High-Resolution Airborne Imagery
Security and disaster mapping specialists have an insatiable appetite for imagery; fortunately, there’s an ever-expanding menu of sensors to meet the demand. From large-format digital aerial photos to sub-meter-resolution satellite imagery, imagery products of all kinds are at planners’ fingertips.But when it comes to planning for and monitoring changes in dynamic environments, these professionals often depend on high-accuracy, high-resolution aerial imagery. And they need it yesterday.
Temporally relevant data are critical to decision-making at all stages of the security and disaster response cycle: preparedness, immediate response and recovery. That’s why Trimble designed the Digital Sensor System™ (DSS) with RapidOrtho™, a turn-key imaging system built for delivering high-accuracy orthoimage maps within hours—even minutes—of a mission. With positional accuracy measured in centimeters, DSS imagery supports mapping, change detection and critical decision-making in the field.
Emergency Response Mapping
A DSS image shows Gulf of Mexico oil spill containment booms.
A principal use of this rapid mapping-grade imagery is in comparing areas of interest and detecting changes between baseline and post-event data. By ensuring these orthomaps are co-registered and of similar resolution and radiometry, performing change detection becomes a snap. The trick is gathering the data quickly enough for practical use in a time-sensitive scenario.
Traditionally, creating accurate aerial images required a network of ground survey points and the laborious aero-triangulation process. Often taking days or weeks to accomplish, the resulting ortho maps then could be overlaid with existing maps of roads and infrastructure for an effective response. But in most disaster scenarios, tight timelines and hazardous conditions don’t allow for the collection of ground survey points. This is where the DSS comes in: Direct georeferencing mapping technology, using GNSS-aided inertial sensors, eliminates the need for ground control points in aerial image production and dramatically speeds up post processing and delivery of image map data to first responders.
The DSS RapidOrtho system captures and generates high-resolution color and color-infrared digital orthophotos and orthomosaics, producing an accurate and radiometrically consistent product from 3-centimeters to 1-meter resolution. Orthophotos are created using raw imagery captured by the camera combined with the Trimble Applanix POS™ direct exterior orientation and a digital elevation model (DEM). The DEM can be pre-existing or automatically extracted from the DSS stereo imagery.

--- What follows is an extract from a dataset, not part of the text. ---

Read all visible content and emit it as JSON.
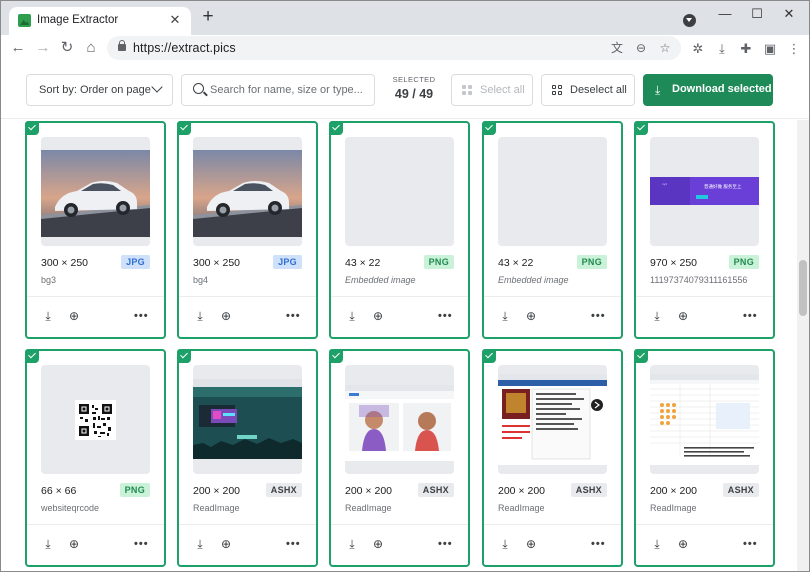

A crop of 8-centimeter-resolution imagery collected at 10,000-feet AGL was processed to 11-centimeter positional accuracy (verified by control points) in less than 10 seconds per image.
Using the RapidOrtho workflow, images now can be developed and orthorectified in seconds, which means a mapping mission of 2 hours flight time can be taken to full orthophoto map product in as little as 90 minutes after landing, supporting the urgent need for rapid imagery. With specialized hardware, this ortho production can even be accomplished in the aircraft, allowing operators to land with completed missions—quite a change from the traditional multiday aero-triangulation approach! In addition, the high-precision RapidOrtho workflow enables DTM extraction from the mission’s stereo imagery, supporting rapid 3-D visualization and complete self-sufficiency in mission data collection.
Better still, there’s little need to compromise accuracy for delivery speed. The U.S. Geological Survey certifies DSS RapidOrtho’s ultra-fast results as mapping-grade. Lightweight and ruggedized for use even under adverse conditions, the DSS also can be integrated with different sensors, such as LiDAR, to fulfill special applications.
Supporting Agencies at Home and Abroad
With several dozen DSS RapidOrtho systems in active use by commercial groups and government agencies, rapid, actionable DSS imagery supports security planners and first responders all over the world in a wide variety of programs: pre/post-emergency change detection, search and rescue, route and relief planning, damage assessment, border monitoring and mapping critical infrastructure.